…until Mia starts “acting out”, and the film descends into a special effects show. The truth of the matter is that nobody goes into a movie like Evil Dead expecting deep human interaction — they go expecting outlandish kills, sequences of gore so wild they became simultaneously horrifying and comic. Raimi’s stick puppet characters were perfect for this milieu, disposable faces with so little personality that we were less horrified than fascinated by their grisly deaths. Alvarez and his (surprisingly capable) cast put a lot of work into fleshing out their characters in the first third of this Evil Dead, but all that work is ultimately, arguably, counterproductive; we’ve invested enough time in the personal stories that it’s annoying when the film drops them so the carnage can begin, and it’s hard to derive much joy from the scenes of horror when we’re watching actual characters put through the wringer.
That was the perverse thing about the original Evil Dead — there was a real infectious spirit to the original, even with its sequences of tree rape and hands clawing flesh off bone. Evil Dead 2013 seeks to up the ante: here we have a needle sticking into a man’s eye, we have a nail gun put to gruesome effect, we have a young woman sawing off her own arm…but Raimi’s film announced itself up front as a riff on genre expectations, staging sequences of horror almost like slapstick set pieces, daring its audience to peer through their fingers and wonder that “They did that…?!” Alvarez never quite finds the right tone for his iteration of Evil Dead; we feel jerked around, and not in a good way, asked in the first third to take these characters seriously and then to sort of take a gleeful pleasure in watching them get torn apart in gruesomely clever ways.
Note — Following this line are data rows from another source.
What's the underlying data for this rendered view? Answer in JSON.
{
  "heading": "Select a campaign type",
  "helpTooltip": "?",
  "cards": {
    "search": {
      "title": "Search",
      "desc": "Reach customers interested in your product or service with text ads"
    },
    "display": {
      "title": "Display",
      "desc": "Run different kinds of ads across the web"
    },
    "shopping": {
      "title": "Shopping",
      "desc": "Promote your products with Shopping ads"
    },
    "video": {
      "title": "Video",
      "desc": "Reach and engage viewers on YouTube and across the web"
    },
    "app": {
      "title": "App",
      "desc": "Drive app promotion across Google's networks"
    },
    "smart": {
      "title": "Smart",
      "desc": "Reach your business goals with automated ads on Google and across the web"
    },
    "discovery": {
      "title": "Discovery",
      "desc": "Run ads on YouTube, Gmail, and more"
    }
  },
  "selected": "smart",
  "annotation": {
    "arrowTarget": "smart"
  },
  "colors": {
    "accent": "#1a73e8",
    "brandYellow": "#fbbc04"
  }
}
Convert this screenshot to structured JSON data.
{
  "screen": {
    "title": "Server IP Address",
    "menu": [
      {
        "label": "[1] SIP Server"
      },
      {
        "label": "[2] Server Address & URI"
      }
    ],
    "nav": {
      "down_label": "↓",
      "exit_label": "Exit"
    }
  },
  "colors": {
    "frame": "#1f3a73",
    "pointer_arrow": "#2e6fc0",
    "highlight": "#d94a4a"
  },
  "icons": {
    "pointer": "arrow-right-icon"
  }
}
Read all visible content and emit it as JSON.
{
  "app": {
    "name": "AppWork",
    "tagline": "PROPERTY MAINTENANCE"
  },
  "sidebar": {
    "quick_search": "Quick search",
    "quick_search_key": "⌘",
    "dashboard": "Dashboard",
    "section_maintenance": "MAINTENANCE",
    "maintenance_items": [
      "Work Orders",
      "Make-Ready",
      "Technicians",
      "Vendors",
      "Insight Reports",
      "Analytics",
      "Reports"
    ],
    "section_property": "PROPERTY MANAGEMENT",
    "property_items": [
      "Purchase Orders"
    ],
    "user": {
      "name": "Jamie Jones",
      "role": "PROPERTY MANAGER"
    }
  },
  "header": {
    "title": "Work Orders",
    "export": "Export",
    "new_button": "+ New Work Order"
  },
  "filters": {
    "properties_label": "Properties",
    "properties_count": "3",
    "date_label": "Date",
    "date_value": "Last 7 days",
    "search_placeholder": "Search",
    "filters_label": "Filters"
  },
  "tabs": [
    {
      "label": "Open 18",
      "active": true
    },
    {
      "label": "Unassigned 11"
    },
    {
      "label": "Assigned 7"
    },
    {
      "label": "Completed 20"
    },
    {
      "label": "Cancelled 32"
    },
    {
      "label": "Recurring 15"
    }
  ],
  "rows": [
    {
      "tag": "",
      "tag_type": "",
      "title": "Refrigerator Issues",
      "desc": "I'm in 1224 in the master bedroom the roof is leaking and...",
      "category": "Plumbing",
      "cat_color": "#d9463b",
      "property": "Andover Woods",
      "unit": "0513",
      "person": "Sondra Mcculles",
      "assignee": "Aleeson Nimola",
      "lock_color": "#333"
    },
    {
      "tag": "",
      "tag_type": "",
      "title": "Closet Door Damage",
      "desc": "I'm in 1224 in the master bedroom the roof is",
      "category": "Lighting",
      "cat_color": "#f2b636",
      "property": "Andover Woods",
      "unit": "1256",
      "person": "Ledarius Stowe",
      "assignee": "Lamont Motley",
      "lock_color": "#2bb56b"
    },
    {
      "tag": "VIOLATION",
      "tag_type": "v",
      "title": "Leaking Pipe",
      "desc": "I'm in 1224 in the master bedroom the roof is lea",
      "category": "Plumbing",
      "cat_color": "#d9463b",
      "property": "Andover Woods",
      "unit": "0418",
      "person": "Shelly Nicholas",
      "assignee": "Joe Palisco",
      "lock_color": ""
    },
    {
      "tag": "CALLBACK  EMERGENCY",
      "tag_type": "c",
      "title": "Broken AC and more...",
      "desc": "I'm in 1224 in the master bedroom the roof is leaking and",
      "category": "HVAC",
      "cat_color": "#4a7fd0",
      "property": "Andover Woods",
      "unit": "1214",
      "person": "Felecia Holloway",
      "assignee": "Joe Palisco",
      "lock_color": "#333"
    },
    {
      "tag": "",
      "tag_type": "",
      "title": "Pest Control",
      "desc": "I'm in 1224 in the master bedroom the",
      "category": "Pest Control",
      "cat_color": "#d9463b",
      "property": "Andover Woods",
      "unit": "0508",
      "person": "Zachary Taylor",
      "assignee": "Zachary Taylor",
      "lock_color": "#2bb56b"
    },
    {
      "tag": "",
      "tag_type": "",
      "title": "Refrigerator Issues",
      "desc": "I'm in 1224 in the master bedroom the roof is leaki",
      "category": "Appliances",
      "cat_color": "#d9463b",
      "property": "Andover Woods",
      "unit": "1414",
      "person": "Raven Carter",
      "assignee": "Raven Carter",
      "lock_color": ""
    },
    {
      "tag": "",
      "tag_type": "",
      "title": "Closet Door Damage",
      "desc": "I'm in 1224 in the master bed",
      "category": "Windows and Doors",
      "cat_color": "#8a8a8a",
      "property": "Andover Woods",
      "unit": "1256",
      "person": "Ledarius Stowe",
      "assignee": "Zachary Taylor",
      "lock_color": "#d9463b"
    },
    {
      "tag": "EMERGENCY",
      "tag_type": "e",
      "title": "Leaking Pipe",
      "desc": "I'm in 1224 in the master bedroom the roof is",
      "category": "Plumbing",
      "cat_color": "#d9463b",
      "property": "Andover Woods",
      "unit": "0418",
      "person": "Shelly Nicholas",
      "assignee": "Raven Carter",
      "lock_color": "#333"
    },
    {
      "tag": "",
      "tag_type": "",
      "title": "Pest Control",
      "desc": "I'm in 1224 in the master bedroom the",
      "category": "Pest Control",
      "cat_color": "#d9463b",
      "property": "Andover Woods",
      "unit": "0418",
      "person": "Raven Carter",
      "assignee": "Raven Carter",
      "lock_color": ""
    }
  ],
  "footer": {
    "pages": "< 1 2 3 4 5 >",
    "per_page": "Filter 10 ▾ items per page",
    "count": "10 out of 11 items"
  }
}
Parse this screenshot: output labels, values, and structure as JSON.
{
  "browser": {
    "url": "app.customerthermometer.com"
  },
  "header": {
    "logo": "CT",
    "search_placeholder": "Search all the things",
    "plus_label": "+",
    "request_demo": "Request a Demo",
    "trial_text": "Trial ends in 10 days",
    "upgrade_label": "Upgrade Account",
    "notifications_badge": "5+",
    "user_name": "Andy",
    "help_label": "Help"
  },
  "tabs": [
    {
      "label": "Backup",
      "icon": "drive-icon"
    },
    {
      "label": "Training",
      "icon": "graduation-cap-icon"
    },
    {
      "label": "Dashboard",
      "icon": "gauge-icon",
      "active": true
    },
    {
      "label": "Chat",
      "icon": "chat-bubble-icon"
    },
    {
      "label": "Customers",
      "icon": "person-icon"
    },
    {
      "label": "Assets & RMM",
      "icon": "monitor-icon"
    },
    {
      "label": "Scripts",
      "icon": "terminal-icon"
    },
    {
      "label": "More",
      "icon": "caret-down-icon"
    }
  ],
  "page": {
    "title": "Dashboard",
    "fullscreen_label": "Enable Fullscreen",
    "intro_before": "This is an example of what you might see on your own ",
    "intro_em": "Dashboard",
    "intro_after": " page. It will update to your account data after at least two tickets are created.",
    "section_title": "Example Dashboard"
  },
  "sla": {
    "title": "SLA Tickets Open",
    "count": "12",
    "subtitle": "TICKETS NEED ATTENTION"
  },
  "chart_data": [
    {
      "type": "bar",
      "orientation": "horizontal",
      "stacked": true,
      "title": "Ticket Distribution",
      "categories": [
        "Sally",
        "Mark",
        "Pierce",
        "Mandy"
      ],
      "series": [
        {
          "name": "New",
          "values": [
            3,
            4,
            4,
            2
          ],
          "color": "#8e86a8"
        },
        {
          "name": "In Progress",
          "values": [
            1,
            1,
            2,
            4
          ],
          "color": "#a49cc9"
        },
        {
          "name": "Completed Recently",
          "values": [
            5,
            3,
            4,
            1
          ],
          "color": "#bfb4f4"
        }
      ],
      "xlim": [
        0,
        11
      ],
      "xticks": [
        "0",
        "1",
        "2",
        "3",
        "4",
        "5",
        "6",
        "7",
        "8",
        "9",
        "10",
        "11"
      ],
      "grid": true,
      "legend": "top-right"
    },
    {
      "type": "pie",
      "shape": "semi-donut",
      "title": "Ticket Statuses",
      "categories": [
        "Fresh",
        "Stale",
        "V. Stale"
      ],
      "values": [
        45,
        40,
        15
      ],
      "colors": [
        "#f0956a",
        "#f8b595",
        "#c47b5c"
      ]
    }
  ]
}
To take us from a semi-realistic portrayal of drug addiction to an apocalyptic scenario where the sky rains blood, corpses crawl from the ground and a girl has to literally rip her arm out of its socket is a pretty big arc. Alvarez doesn’t manage it.
Alvarez is ultimately hurt most by the sheer futility of the whole enterprise. Even when the first Evil Dead was released, the “scary cabin in the woods” scenario smelled a little musty; by now the idea has been worn so thin that just the film’s opening shots, of a car driving through Northern wilderness, seem like self parody. (The fact that the aforementioned recent Cabin in the Woods was a sort of brilliant satire doesn’t help.) We’ve seen this before. We’ve seen it done well, we’ve seen it done badly, but we’ve no real reason to see it again. Alvarez certainly doesn’t provide one.